Tobey Maguire played the loveable web-head from 2002 to 2007 before Garfield sported the mask in 2012. Unfortunately, no one likes Tobey Maguire and it isn’t really a fan’s dream to see Maguire’s Spider-Man stand alongside Garfield’s in a multiverse of sorts. But what if an actor portrayed a beloved superhero to critical and fanboy acclaim? What if Christian Bale’s Batman were to meet Ben Affleck’s Batman in a future Crisis film… well, wouldn’t that be something? It sounds ludicrous, I know, but if there’s anything we’ve learned from The Avengers, it’s that the only thing better than a superhero movie is a superheroes movie.
Think about it: where is Marvel and DC going to go when their Avengers and their DC heroes grow old and get franchised out? Are they going to keep rebooting and pretend like the others never existed? It’s much better to leave them separate and in their own universes, people say. Respect the history and move forward, but what if Marvel and DC could use their past heroes to boost their new ones? Bale fighting alongside Affleck with Joseph Gordon-Levitt as Robin? Overkill, sorry. But if Cavill were to fight alongside a future Superboy and set a foundation for another franchise, that would be something else.
The Infinite Crisis right now is that studios will keep rebooting superheroes because they know there will always be money in it, and it’s possible that within a decade or two there’ll be more than three versions of the same superhero. This will create all sorts of problems in the future and further de-cluttering will be required. But if the studios can get Christian Bale to fight alongside Ben Affleck and a young Terry McGinnis in a multiverse Batman movie, there’s a way to make this work.
So is this a realistic prediction of comic book films? I believe anything is possible. I never thought an Avengers film, let alone a good Avengers film, would ever be made.
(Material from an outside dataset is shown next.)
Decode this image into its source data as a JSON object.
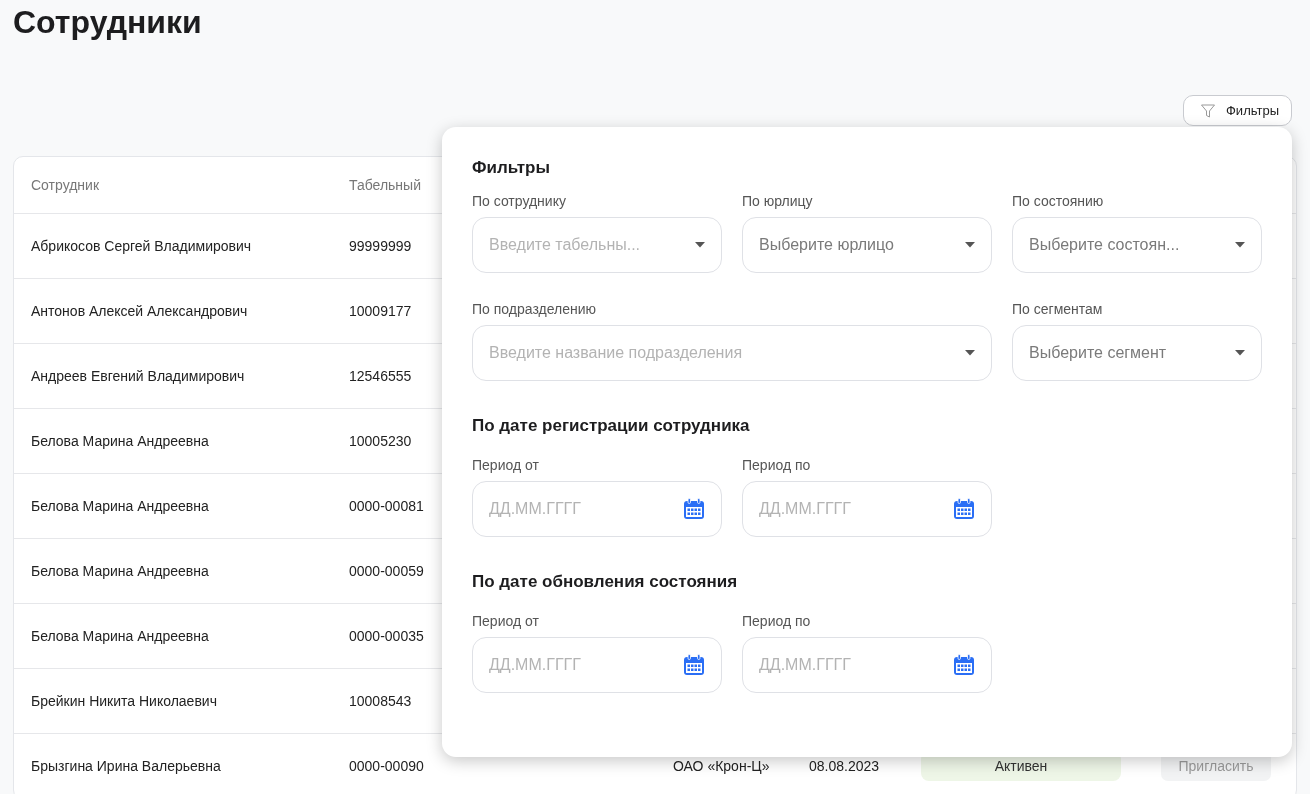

I didn’t think Heath Ledger could be Joker, either, and I certainly didn’t think Zack Snyder could make a decent Superman film (half-right about that). I never imagined the original cast of X-Men reuniting with Bryan Singer and joining the cast of X-Men: First Class to create another crossover film of sorts. If anything, X-Men: Days of Future Past is the prototype of a multiverse comic book film where two versions of the same character come face to face. But how will fans and critics receive it?
We’ll have to wait until next summer to find out, but at least we can take comfort that in some parallel universe, other versions of ourselves are wondering the same thing.
What do you think? Is these a feasible prospect? Let us know in the comment section below.
This article was first posted on September 25, 2013